A recent story in MicroScope has set me to pondering one of the great questions of life. I’m not talking about questions like “is there a god?”, “did life on earth come from Mars?”, “is there life on other planets?” and “how do I get to the multiverse where I can watch Scotland win the World Cup?”.
There are plenty of people looking at those questions already and arguing over the answers. I’m not that concerned about any of them, to be honest, apart from the last one, obviously. Anyway, the question I’m looking at arose from an article about Red Hat in which CFO and executive vice president Charles Peters revealed it had achieved a sales mix of 70% channel and 30% direct sales in its second quarter.
Apparently, 70% channel sales has been a “multiyear goal” for Red Hat, so it’s cause for celebration that the software vendor has achieved this figure. However, Peters warned it might slip back again in the second half of the year because it is “typically the time that we have a higher percentage of our sales coming from the direct channel”.
This would suggest that, overall, Red Hat will not achieve its multiyear goal in 2013. Which begs the question, is it aiming for the right figure? That’s not one I’m going to answer but we shall find out over the next year or so whether it might want to consider revising its goal for channel sales.
Prompted by Red Hat’s experience, I suppose I’d like to know whether there is an optimum percentage for channel sales above or below which a vendor might lose sales. I know there are a number of vendors that profess to be 100% channel but there are many more that include some element of direct sales in their sales mix. The figure for that mix between direct and channel seems to vary by vendor. I assume this is because, as I’ve argued before, certain industry sectors and customer segments expect more vendor involvement than others.
It would be interesting to find out what vendors (and their channel partners) think is the most effective sales mix for their sector or technology. The first assumption from partners would probably be 100% channel but I think we can, for the most part, ignore that. In fact, I think it might be safer to argue that no vendor should have a 100% sales approach based either on direct or channel sales.
So what should it be? And is it ever achievable?
Assuming that the responses, while varied, allow for some measure of direct sales, the other concern is channel conflict. Again, I don’t think anyone can argue there should be no such thing as channel conflict but so long as instances where there is a clash between channel partners and direct sales forces are managed in a way that is fair and transparent to everybody, it shouldn’t be an insurmountable problem.

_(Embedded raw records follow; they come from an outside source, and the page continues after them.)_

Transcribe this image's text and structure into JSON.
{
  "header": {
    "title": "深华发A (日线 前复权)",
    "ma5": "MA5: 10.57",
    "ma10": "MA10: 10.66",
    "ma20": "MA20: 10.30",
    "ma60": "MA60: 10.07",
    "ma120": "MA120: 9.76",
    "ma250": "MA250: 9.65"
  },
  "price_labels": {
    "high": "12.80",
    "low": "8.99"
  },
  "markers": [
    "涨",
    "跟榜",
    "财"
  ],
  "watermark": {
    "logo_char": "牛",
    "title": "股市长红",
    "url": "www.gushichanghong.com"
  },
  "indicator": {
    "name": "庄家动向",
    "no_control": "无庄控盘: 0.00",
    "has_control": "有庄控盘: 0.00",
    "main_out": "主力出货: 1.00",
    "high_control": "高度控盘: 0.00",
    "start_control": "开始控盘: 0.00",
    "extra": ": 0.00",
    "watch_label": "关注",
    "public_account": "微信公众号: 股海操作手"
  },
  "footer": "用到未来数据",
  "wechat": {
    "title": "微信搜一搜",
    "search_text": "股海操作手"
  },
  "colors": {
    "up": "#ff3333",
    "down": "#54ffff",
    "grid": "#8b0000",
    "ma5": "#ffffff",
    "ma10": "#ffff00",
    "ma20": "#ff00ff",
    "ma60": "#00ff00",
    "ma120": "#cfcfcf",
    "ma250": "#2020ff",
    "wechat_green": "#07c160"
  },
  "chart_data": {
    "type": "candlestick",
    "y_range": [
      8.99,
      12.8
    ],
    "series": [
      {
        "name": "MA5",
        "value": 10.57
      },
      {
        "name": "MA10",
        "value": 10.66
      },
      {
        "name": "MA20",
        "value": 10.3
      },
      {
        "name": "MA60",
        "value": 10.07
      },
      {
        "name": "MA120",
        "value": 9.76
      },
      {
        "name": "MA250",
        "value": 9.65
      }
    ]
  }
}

Unlike finding the multiverse where Scotland won the World Cup in 1974, 1978 and 1982.
This was first published in September 2013